Hewett University Professor
Ph.D. Yale University
M.S. Yale University
B.S. Yale University
Biomolecular Sciences, Laser Chemistry
Our lab is working to understand fundamental processes in the initiation of eukaryotic transcription. Our goal is to understand the structural and energetic features that control the recognition of DNA promoter sequences by TBP (TATA Binding Protein) and the further assembly of the multi-protein transcription initiation complex. We use numerous approaches that include microcalorimetry, steady-state and time-resolved fluorescence and anisotropy in the psec-nsec time regime, stopped-flow rapid reaction kinetics, and molecular dynamic studies of protein-DNA interactions using the university supercomputer.

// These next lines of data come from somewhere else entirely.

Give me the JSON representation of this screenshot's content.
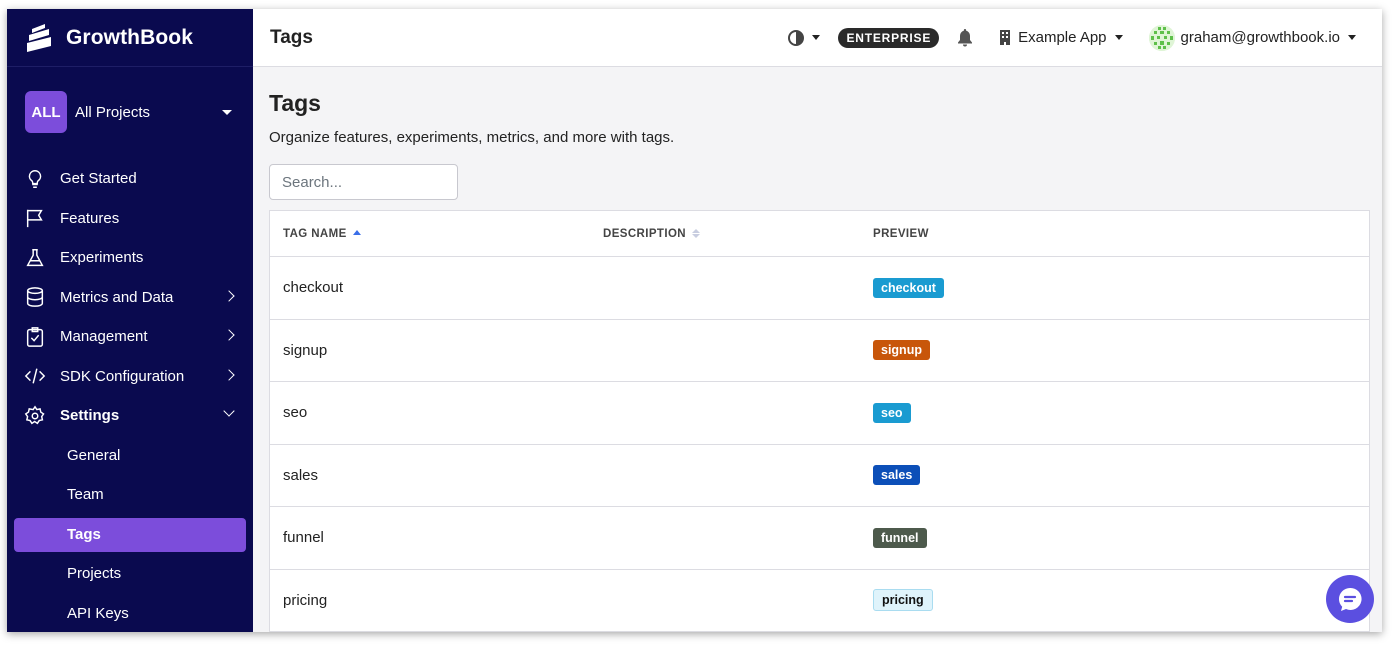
{
  "brand": {
    "name": "GrowthBook"
  },
  "project": {
    "badge": "ALL",
    "name": "All Projects"
  },
  "nav": [
    {
      "label": "Get Started",
      "icon": "lightbulb-icon"
    },
    {
      "label": "Features",
      "icon": "flag-icon"
    },
    {
      "label": "Experiments",
      "icon": "flask-icon"
    },
    {
      "label": "Metrics and Data",
      "icon": "database-icon"
    },
    {
      "label": "Management",
      "icon": "clipboard-icon"
    },
    {
      "label": "SDK Configuration",
      "icon": "code-icon"
    },
    {
      "label": "Settings",
      "icon": "gear-icon"
    }
  ],
  "settings_sub": [
    "General",
    "Team",
    "Tags",
    "Projects",
    "API Keys"
  ],
  "topbar": {
    "title": "Tags",
    "badge": "ENTERPRISE",
    "org": "Example App",
    "user": "graham@growthbook.io"
  },
  "page": {
    "heading": "Tags",
    "description": "Organize features, experiments, metrics, and more with tags.",
    "search_placeholder": "Search..."
  },
  "table": {
    "headers": [
      "TAG NAME",
      "DESCRIPTION",
      "PREVIEW"
    ],
    "rows": [
      {
        "name": "checkout",
        "description": "",
        "tag": "checkout",
        "color": "#1a9bd1",
        "text": "#ffffff"
      },
      {
        "name": "signup",
        "description": "",
        "tag": "signup",
        "color": "#c8560a",
        "text": "#ffffff"
      },
      {
        "name": "seo",
        "description": "",
        "tag": "seo",
        "color": "#1a9bd1",
        "text": "#ffffff"
      },
      {
        "name": "sales",
        "description": "",
        "tag": "sales",
        "color": "#0c4fb8",
        "text": "#ffffff"
      },
      {
        "name": "funnel",
        "description": "",
        "tag": "funnel",
        "color": "#4d5a4c",
        "text": "#ffffff"
      },
      {
        "name": "pricing",
        "description": "",
        "tag": "pricing",
        "color": "#dff3fb",
        "text": "#111111"
      }
    ]
  },
  "colors": {
    "sidebar": "#0a0a4f",
    "accent": "#7c4ddb",
    "chat": "#5b4fe0"
  }
}
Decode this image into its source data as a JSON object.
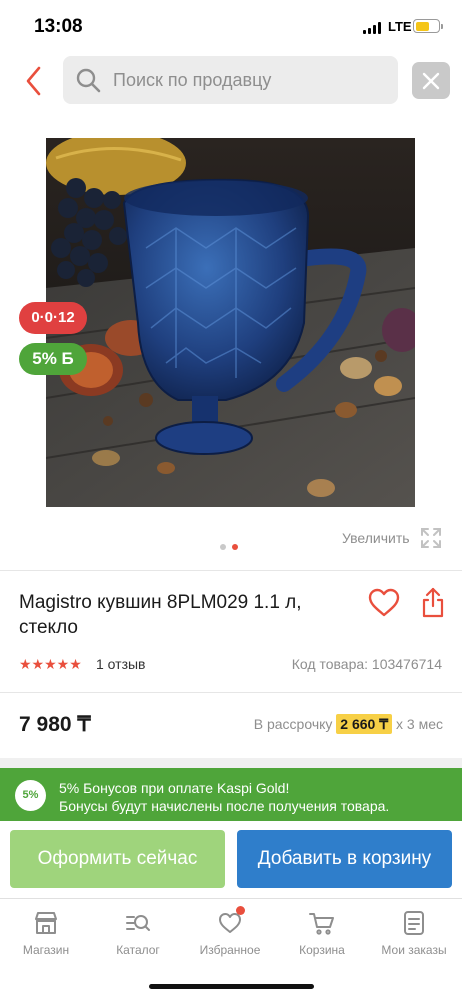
{
  "status_bar": {
    "time": "13:08",
    "network": "LTE",
    "battery_level": 0.6
  },
  "header": {
    "search_placeholder": "Поиск по продавцу"
  },
  "gallery": {
    "badge_installment": "0·0·12",
    "badge_bonus": "5% Б",
    "zoom_label": "Увеличить",
    "total_images": 2,
    "active_index": 1
  },
  "product": {
    "title": "Magistro кувшин 8PLM029 1.1 л, стекло",
    "rating": 5,
    "stars": "★★★★★",
    "reviews": "1 отзыв",
    "code": "Код товара: 103476714",
    "price": "7 980 ₸",
    "installment_prefix": "В рассрочку",
    "installment_amount": "2 660 ₸",
    "installment_suffix": "х 3 мес"
  },
  "bonus_banner": {
    "badge": "5%",
    "line1": "5% Бонусов при оплате Kaspi Gold!",
    "line2": "Бонусы будут начислены после получения товара."
  },
  "actions": {
    "checkout": "Оформить сейчас",
    "add_to_cart": "Добавить в корзину"
  },
  "bottom_nav": [
    {
      "label": "Магазин",
      "icon": "shop-icon"
    },
    {
      "label": "Каталог",
      "icon": "catalog-icon"
    },
    {
      "label": "Избранное",
      "icon": "heart-icon"
    },
    {
      "label": "Корзина",
      "icon": "cart-icon"
    },
    {
      "label": "Мои заказы",
      "icon": "orders-icon"
    }
  ],
  "colors": {
    "accent_red": "#e94f3d",
    "bonus_green": "#4fa53a",
    "checkout_green": "#9fd47c",
    "cart_blue": "#2f7ecb",
    "installment_yellow": "#f7d046"
  }
}
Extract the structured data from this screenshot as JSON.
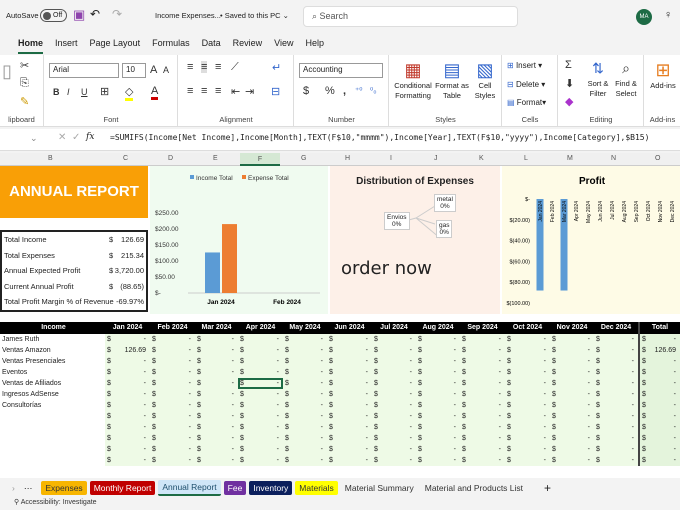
{
  "titlebar": {
    "autosave": "AutoSave",
    "toggle": "Off",
    "doc_title": "Income Expenses...",
    "saved": "• Saved to this PC ⌄",
    "search_placeholder": "Search",
    "avatar": "MA"
  },
  "menu": [
    "Home",
    "Insert",
    "Page Layout",
    "Formulas",
    "Data",
    "Review",
    "View",
    "Help"
  ],
  "ribbon": {
    "font": "Arial",
    "size": "10",
    "number_format": "Accounting",
    "groups": [
      "lipboard",
      "Font",
      "Alignment",
      "Number",
      "Styles",
      "Cells",
      "Editing",
      "Add-ins"
    ],
    "conditional": "Conditional Formatting",
    "format_table": "Format as Table",
    "cell_styles": "Cell Styles",
    "insert": "Insert",
    "delete": "Delete",
    "format": "Format",
    "sort": "Sort & Filter",
    "find": "Find & Select",
    "addins": "Add-ins"
  },
  "formula": "=SUMIFS(Income[Net Income],Income[Month],TEXT(F$10,\"mmmm\"),Income[Year],TEXT(F$10,\"yyyy\"),Income[Category],$B15)",
  "columns": [
    "B",
    "C",
    "D",
    "E",
    "F",
    "G",
    "H",
    "I",
    "J",
    "K",
    "L",
    "M",
    "N",
    "O"
  ],
  "report": {
    "title": "ANNUAL REPORT",
    "rows": [
      {
        "label": "Total Income",
        "cur": "$",
        "value": "126.69"
      },
      {
        "label": "Total Expenses",
        "cur": "$",
        "value": "215.34"
      },
      {
        "label": "Annual Expected Profit",
        "cur": "$",
        "value": "3,720.00"
      },
      {
        "label": "Current Annual Profit",
        "cur": "$",
        "value": "(88.65)"
      },
      {
        "label": "Total Profit Margin % of Revenue",
        "cur": "",
        "value": "-69.97%"
      }
    ]
  },
  "chart_data": [
    {
      "type": "bar",
      "title": "",
      "categories": [
        "Jan 2024",
        "Feb 2024"
      ],
      "series": [
        {
          "name": "Income Total",
          "color": "#5b9bd5",
          "values": [
            126.69,
            0
          ]
        },
        {
          "name": "Expense Total",
          "color": "#ed7d31",
          "values": [
            215.34,
            0
          ]
        }
      ],
      "yticks": [
        "$250.00",
        "$200.00",
        "$150.00",
        "$100.00",
        "$50.00",
        "$-"
      ],
      "ylim": [
        0,
        250
      ],
      "legend": "top"
    },
    {
      "type": "pie",
      "title": "Distribution of Expenses",
      "labels": [
        {
          "name": "Envios",
          "pct": "0%"
        },
        {
          "name": "metal",
          "pct": "0%"
        },
        {
          "name": "gas",
          "pct": "0%"
        }
      ]
    },
    {
      "type": "bar",
      "title": "Profit",
      "categories": [
        "Jan 2024",
        "Feb 2024",
        "Mar 2024",
        "Apr 2024",
        "May 2024",
        "Jun 2024",
        "Jul 2024",
        "Aug 2024",
        "Sep 2024",
        "Oct 2024",
        "Nov 2024",
        "Dec 2024"
      ],
      "values": [
        -88,
        0,
        -88,
        0,
        0,
        0,
        0,
        0,
        0,
        0,
        0,
        0
      ],
      "yticks": [
        "$-",
        "$(20.00)",
        "$(40.00)",
        "$(60.00)",
        "$(80.00)",
        "$(100.00)"
      ],
      "ylim": [
        -100,
        0
      ],
      "color": "#5b9bd5"
    }
  ],
  "overlay_text": "order now",
  "table": {
    "headers": [
      "Income",
      "Jan 2024",
      "Feb 2024",
      "Mar 2024",
      "Apr 2024",
      "May 2024",
      "Jun 2024",
      "Jul 2024",
      "Aug 2024",
      "Sep 2024",
      "Oct 2024",
      "Nov 2024",
      "Dec 2024",
      "Total"
    ],
    "rows": [
      {
        "label": "James Ruth",
        "values": [
          "-",
          "-",
          "-",
          "-",
          "-",
          "-",
          "-",
          "-",
          "-",
          "-",
          "-",
          "-",
          "-"
        ]
      },
      {
        "label": "Ventas Amazon",
        "values": [
          "126.69",
          "-",
          "-",
          "-",
          "-",
          "-",
          "-",
          "-",
          "-",
          "-",
          "-",
          "-",
          "126.69"
        ]
      },
      {
        "label": "Ventas Presenciales",
        "values": [
          "-",
          "-",
          "-",
          "-",
          "-",
          "-",
          "-",
          "-",
          "-",
          "-",
          "-",
          "-",
          "-"
        ]
      },
      {
        "label": "Eventos",
        "values": [
          "-",
          "-",
          "-",
          "-",
          "-",
          "-",
          "-",
          "-",
          "-",
          "-",
          "-",
          "-",
          "-"
        ]
      },
      {
        "label": "Ventas de Afiliados",
        "values": [
          "-",
          "-",
          "-",
          "-",
          "-",
          "-",
          "-",
          "-",
          "-",
          "-",
          "-",
          "-",
          "-"
        ]
      },
      {
        "label": "Ingresos AdSense",
        "values": [
          "-",
          "-",
          "-",
          "-",
          "-",
          "-",
          "-",
          "-",
          "-",
          "-",
          "-",
          "-",
          "-"
        ]
      },
      {
        "label": "Consultorías",
        "values": [
          "-",
          "-",
          "-",
          "-",
          "-",
          "-",
          "-",
          "-",
          "-",
          "-",
          "-",
          "-",
          "-"
        ]
      },
      {
        "label": "",
        "values": [
          "-",
          "-",
          "-",
          "-",
          "-",
          "-",
          "-",
          "-",
          "-",
          "-",
          "-",
          "-",
          "-"
        ]
      },
      {
        "label": "",
        "values": [
          "-",
          "-",
          "-",
          "-",
          "-",
          "-",
          "-",
          "-",
          "-",
          "-",
          "-",
          "-",
          "-"
        ]
      },
      {
        "label": "",
        "values": [
          "-",
          "-",
          "-",
          "-",
          "-",
          "-",
          "-",
          "-",
          "-",
          "-",
          "-",
          "-",
          "-"
        ]
      },
      {
        "label": "",
        "values": [
          "-",
          "-",
          "-",
          "-",
          "-",
          "-",
          "-",
          "-",
          "-",
          "-",
          "-",
          "-",
          "-"
        ]
      },
      {
        "label": "",
        "values": [
          "-",
          "-",
          "-",
          "-",
          "-",
          "-",
          "-",
          "-",
          "-",
          "-",
          "-",
          "-",
          "-"
        ]
      }
    ]
  },
  "sheet_tabs": [
    {
      "label": "Expenses",
      "bg": "#f7b500",
      "fg": "#333"
    },
    {
      "label": "Monthly Report",
      "bg": "#c00000",
      "fg": "#fff"
    },
    {
      "label": "Annual Report",
      "bg": "#cfe6f7",
      "fg": "#1d4e6b",
      "active": true
    },
    {
      "label": "Fee",
      "bg": "#7030a0",
      "fg": "#fff"
    },
    {
      "label": "Inventory",
      "bg": "#0b1f5c",
      "fg": "#fff"
    },
    {
      "label": "Materials",
      "bg": "#ffff00",
      "fg": "#333"
    },
    {
      "label": "Material Summary",
      "bg": "transparent",
      "fg": "#333"
    },
    {
      "label": "Material and Products List",
      "bg": "transparent",
      "fg": "#333"
    }
  ],
  "status": "Accessibility: Investigate"
}
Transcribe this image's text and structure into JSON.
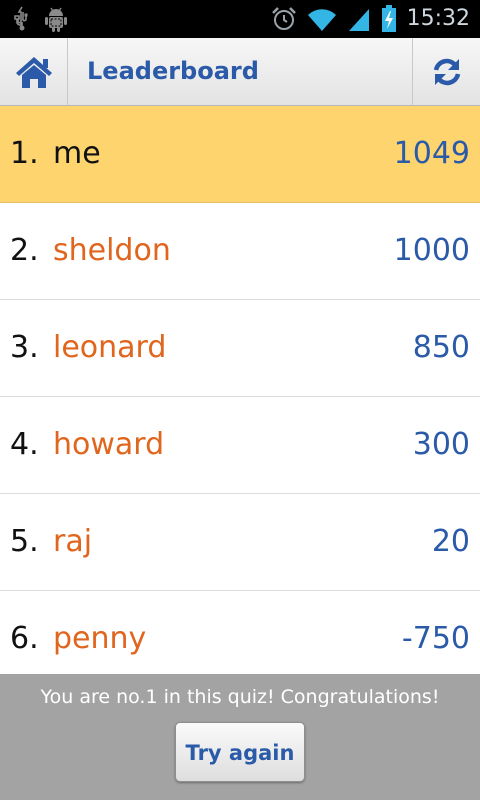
{
  "status_bar": {
    "time": "15:32",
    "icons": [
      "usb-icon",
      "android-debug-icon",
      "alarm-icon",
      "wifi-icon",
      "signal-icon",
      "battery-charging-icon"
    ]
  },
  "action_bar": {
    "title": "Leaderboard",
    "home_icon": "home-icon",
    "refresh_icon": "refresh-icon"
  },
  "leaderboard": [
    {
      "rank": "1.",
      "name": "me",
      "score": "1049",
      "highlighted": true
    },
    {
      "rank": "2.",
      "name": "sheldon",
      "score": "1000",
      "highlighted": false
    },
    {
      "rank": "3.",
      "name": "leonard",
      "score": "850",
      "highlighted": false
    },
    {
      "rank": "4.",
      "name": "howard",
      "score": "300",
      "highlighted": false
    },
    {
      "rank": "5.",
      "name": "raj",
      "score": "20",
      "highlighted": false
    },
    {
      "rank": "6.",
      "name": "penny",
      "score": "-750",
      "highlighted": false
    }
  ],
  "footer": {
    "message": "You are no.1 in this quiz! Congratulations!",
    "button_label": "Try again"
  },
  "colors": {
    "accent_blue": "#2a5aa8",
    "name_orange": "#e0651d",
    "highlight": "#fed46f",
    "footer_gray": "#a3a3a3"
  }
}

Using these various techniques, we have shown that the binding of DNA by TBP is a multi-step process, depicted below, in which DNA is strongly bent (by about 80o) in the very first detectable complex, one that we have proposed is the crucial intermediate involved in building the pre-initiation complex. We have used time-resolved fluorescence energy transfer (FRET) to show that the bending of the DNA is sequence dependent and correlates with the activity of the promoter in transcription.
Using pulsed laser techniques, we have developed time-resolved acceptor FRET to measure distances in protein complexes in solution that exceed 100. At right is the ternary complex of TBP-DNA-TFIIA, with the distance between arrows at sites "A" and "B" corresponding to 115, a distance we have measured between dyes fluorescein (F) and xRhodamine (xR) attached to the ends of a 29-mer duplex DNA.
For more information, please visit the Parkhurst Research Group Homepage.
A small molecule directly inhibits the p53 transactivation domain from binding to replication protein A By: Glanzer, Jason G.; Carnes, Katie A.; Soto, Patricia; et al. NUCLEIC ACIDS RESEARCH Volume: 41 Issue: 3 Pages: 2047-2059 Published: FEB 2013
TATA-Binding Protein Recognition and Bending of a Consensus Promoter Are Protein Species Dependent, Whittington, J. E., Delgadillo, R. F., Attebury, T., Parkhurst, L. K., Daugherty, M. A. and Parkhurst, L. J., Biochemistry (2008), published on the Web 06/14/2008.
Changes in DNA bending and flexing due to tethered cations detected by fluorescence resonance energy transfer Williams, Sarah L.; Parkhurst, Laura K.; Parkhurst, Lawrence J.. Department of Chemistry, University of Nebraska-Lincoln, Lincoln, NE, USA. Nucleic Acids Research (2006), 34(3), 1028-1035.
Native Human TATA-binding Protein Simultaneously Binds and Bends Promoter DNA without a Slow Isomerization Step or TFIIB Requirement K. M. Masters, K. M. Parkhurst, M. A. Daugherty, L. J. Parkhurst, Journal of Biological Chemistry 2003, 278, 31685-31690.
Comparison of TATA-binding protein recognition of a variant and consensus DNA promoters R. M. Powell, K. M. Parkhurst, L. J. Parkhurst, Journal of Biological Chemistry 2002, 277, 7776-7784.
Time-resolved fluorescence resonance energy transfer studies of DNA bending in double-stranded oligonucleotides and in DNA-protein complexes L. J. Parkhurst, K. M. Parkhurst, R. Powell, J. Wu, S. Williams, Biopolymers 2002, 67, 180-200.
DNA bends in TATA-binding protein.TATA complexes in solution are DNA sequence-dependent J. Wu, K. M. Parkhurst, R. M. Powell, M. Brenowitz, L. J. Parkhurst, Journal of Biological Chemistry 2001, 276, 14614-14622.
DNA sequence-dependent differences in TATA-binding protein-induced DNA bending in solution are highly sensitive to osmolytes J. Wu, K. M. Parkhurst, R. M. Powell, L. J. Parkhurst, Journal of Biological Chemistry 2001, 276, 14623-14627.
Marked stepwise differences within a common kinetic mechanism characterize TATA-binding protein interactions with two consensus promoters R. M. Powell, K. M. Parkhurst, M. Brenowitz, L. J. Parkhurst, Journal of Biological Chemistry 2001, 276, 29782-29791.
Lawrence J. Parkhurst
Hewett University Professor
An undergraduate, graduate, or postdoctoral student in my group can expect to receive training in:
For more information, please visit the Parkhurst Research Group website.
If you are seeking an exciting graduate career that helps you develop research skills at the interface of chemistry and biology, and are a self-motivated and creative individual, please email a letter of interest or resume to Prof. Parkhurst at firstname.lastname@example.org.